* RECORDED DATA:
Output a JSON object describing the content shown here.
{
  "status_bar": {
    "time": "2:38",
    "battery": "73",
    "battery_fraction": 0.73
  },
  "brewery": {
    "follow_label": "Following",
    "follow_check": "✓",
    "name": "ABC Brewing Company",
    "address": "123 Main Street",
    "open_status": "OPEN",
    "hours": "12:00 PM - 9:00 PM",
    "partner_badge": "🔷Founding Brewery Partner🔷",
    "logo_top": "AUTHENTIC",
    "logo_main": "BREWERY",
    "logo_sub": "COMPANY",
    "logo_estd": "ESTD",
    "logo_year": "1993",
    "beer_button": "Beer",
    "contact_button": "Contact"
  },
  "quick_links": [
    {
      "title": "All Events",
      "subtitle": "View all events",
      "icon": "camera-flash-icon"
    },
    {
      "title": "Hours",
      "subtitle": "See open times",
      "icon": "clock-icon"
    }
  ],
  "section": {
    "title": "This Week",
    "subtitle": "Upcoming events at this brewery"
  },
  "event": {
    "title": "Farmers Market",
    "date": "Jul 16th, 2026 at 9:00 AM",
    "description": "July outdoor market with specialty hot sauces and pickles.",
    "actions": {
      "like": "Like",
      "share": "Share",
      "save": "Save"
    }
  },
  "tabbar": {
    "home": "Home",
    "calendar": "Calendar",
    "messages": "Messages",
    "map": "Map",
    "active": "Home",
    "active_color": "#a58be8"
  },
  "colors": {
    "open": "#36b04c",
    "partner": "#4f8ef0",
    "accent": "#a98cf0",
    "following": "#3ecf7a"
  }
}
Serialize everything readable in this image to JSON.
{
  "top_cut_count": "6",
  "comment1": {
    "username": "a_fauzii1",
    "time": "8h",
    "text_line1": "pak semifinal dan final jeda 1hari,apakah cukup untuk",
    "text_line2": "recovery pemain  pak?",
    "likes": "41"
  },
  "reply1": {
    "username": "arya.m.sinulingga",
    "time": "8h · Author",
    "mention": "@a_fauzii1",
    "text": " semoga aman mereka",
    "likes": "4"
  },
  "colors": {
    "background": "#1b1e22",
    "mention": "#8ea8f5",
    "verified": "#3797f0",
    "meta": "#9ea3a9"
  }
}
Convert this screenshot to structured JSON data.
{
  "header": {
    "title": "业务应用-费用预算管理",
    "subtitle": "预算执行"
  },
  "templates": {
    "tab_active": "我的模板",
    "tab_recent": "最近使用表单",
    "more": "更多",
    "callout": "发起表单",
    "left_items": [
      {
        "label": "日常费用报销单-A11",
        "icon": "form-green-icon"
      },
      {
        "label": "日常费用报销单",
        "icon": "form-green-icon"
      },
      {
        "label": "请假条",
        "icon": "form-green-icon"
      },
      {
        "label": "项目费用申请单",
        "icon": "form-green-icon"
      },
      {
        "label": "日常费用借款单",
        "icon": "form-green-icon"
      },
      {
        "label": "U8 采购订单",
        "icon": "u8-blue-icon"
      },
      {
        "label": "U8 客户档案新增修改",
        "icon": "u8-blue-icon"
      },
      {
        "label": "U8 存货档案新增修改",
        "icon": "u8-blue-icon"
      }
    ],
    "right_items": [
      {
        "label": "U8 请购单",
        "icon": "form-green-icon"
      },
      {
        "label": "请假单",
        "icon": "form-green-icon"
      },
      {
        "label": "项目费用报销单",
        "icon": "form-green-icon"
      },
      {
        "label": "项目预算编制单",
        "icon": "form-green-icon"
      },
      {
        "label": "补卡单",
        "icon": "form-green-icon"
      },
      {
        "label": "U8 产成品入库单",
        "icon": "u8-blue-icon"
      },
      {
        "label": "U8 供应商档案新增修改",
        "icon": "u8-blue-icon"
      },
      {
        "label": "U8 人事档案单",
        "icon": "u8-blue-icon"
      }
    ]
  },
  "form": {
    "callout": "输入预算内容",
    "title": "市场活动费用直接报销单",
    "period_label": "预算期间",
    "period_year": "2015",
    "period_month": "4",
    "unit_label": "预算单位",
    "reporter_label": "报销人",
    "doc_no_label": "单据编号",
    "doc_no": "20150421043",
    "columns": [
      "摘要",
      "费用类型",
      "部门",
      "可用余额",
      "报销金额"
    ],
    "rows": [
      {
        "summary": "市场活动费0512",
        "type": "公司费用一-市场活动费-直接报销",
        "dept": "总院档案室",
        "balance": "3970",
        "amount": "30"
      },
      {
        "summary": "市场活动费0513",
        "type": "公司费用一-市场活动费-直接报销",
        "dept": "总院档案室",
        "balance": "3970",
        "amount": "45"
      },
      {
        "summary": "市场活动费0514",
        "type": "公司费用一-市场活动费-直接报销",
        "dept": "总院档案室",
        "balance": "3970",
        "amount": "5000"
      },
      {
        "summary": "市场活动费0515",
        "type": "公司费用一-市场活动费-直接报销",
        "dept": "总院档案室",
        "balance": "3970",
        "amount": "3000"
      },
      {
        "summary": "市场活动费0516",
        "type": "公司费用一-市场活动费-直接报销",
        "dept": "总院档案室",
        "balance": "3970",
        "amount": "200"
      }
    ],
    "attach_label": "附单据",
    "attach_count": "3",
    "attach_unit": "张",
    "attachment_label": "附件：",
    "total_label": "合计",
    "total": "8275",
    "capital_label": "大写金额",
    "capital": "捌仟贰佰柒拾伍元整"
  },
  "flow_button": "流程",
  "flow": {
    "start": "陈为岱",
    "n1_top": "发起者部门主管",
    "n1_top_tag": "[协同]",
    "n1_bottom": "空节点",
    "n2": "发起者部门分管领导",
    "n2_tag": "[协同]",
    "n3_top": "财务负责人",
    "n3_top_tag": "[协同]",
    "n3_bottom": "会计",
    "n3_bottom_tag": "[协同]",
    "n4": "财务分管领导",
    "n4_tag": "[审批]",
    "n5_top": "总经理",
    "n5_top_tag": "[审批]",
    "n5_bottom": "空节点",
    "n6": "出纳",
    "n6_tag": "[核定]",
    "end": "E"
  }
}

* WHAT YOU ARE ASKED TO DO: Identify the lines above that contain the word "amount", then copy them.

* WRITTEN SOLUTION:
        "amount": "30"
        "amount": "45"
        "amount": "5000"
        "amount": "3000"
        "amount": "200"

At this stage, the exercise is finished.